  • Tour de France involves 21 stages in 23 days
  • Nicknamed "The Big Loop"

(CNN)The Tour de France is one of sport's most physically demanding races.

The 104th edition of La Grande Boucle -- or "The Big Loop" -- as the Tour de France is otherwise known, has the riders tackle five different mountain ranges: the Vosges, the Jura, the Pyrénées, the Massif central and the Alps.
This year's edition sees the 198 riders tackle a grueling 23-day, 21-stage, 3,540-kilometer route that takes in 23 mountain climbs and affords competitors just two rest days.
Defending champion and three-time winner Chris Froome, who lost the yellow jersey mid-race for only the second time in his career Thursday, will be looking to wrestle the race lead back from Italy's Fabio Aru.
However, Friday's short but mountainous stage -- at 101km the shortest mountain stage in the Tour's history -- doesn't play to the Briton's strength as a specialist in long, arduous climbs.
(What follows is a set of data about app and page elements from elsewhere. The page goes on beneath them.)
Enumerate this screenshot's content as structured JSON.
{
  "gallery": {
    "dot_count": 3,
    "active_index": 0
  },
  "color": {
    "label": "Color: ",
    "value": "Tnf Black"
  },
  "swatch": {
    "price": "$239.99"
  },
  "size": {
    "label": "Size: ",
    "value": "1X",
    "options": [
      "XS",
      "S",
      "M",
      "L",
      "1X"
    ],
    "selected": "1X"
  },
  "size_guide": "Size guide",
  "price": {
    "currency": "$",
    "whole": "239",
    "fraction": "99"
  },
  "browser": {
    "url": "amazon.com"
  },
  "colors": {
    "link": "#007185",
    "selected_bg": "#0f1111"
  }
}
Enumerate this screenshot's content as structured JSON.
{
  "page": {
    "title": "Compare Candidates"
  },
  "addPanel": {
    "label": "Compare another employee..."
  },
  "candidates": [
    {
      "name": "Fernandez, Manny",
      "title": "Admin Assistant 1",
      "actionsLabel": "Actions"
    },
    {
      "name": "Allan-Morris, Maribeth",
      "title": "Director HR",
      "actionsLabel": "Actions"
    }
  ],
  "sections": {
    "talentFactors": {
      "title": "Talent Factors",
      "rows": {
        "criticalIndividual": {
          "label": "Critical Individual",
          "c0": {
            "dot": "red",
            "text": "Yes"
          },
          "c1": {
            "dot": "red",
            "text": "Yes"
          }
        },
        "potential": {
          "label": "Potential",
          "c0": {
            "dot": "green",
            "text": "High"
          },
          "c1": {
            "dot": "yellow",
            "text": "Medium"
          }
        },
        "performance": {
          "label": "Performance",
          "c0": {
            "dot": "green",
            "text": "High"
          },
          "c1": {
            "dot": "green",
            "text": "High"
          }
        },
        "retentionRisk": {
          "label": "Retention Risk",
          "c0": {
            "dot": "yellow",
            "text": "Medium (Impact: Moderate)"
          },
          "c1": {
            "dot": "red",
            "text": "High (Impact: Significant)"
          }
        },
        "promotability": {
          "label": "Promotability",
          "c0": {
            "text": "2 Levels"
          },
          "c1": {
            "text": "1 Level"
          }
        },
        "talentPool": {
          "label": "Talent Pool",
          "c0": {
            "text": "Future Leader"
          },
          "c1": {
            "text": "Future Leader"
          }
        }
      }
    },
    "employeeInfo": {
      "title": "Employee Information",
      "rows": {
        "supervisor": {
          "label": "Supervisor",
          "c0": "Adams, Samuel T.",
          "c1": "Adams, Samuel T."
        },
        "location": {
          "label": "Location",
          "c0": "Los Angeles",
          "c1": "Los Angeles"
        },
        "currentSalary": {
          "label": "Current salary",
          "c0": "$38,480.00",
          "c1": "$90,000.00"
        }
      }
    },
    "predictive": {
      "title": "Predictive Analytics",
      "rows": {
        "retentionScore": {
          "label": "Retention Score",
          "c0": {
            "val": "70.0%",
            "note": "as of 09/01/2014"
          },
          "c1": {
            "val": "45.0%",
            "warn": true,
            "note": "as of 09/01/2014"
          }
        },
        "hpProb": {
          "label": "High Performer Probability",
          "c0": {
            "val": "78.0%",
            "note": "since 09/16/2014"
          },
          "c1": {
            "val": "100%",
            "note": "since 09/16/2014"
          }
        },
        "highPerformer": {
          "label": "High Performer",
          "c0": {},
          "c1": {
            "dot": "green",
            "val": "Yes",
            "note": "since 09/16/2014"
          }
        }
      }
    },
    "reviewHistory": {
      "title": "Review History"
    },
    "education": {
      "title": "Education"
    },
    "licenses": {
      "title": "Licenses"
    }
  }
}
    There have been four cyclists who have won the tour five times:
    - Jacques Anquetil of France (1957 and 1961-1964)
    - Eddy Merckx of Belgium (1969-1972 and 1974)
    - Bernard Hinault of France (1978-1979, 1981-1982, and 1985)
    - Miguel Indurain of Spain (1991-1995), the first competitor to win five consecutive races.
    Lance Armstrong held the record for most Tour de France wins (seven) but he was stripped of those wins in 2012.
    France has won more times than any other country. (36)
    Three Americans have won: Greg LeMond (1986, 1989, 1990), Lance Armstrong (1999, 2000, 2001, 2002, 2003, 2004, 2005) and Floyd Landis (2006). Both Armstrong and Landis have had their titles stripped due to allegations of doping.


      1903 - Henri Desgrange, a reporter and cyclist, creates the Tour de France.
      1903 - Maurice Garin of France is the first cyclist to win the race.
      1910 - First time the race goes through the Pyrenees.
      1989 - Greg Lemond defeats Laurent Fignon by 8 seconds, the smallest margin of victory so far.
      1999-2005 - Lance Armstrong wins seven times in a row.
      2003 - The 100th Anniversary, but not the 100th race (the race was canceled 11 times during WWI and WWII).
        September 20, 2007 - Floyd Landis, winner of the 2006 Tour de France, is stripped of his title when an arbitration panel rules in favor of the USADA (US Anti-Doping Agency). Landis, the first Tour de France winner stripped of the title, initially maintained his innocence but later admitted to doping and accused others, including Armstrong, of doing the same.
        October 22, 2012 - The International Cycling Union announces that Armstrong is being stripped of his Tour de France titles and is being banned from professional cycling for life.
          October 26, 2012 - The International Cycling Union announces that no one will be declared the winner of the Tour de France from 1999-2005, after Armstrong is stripped of his titles.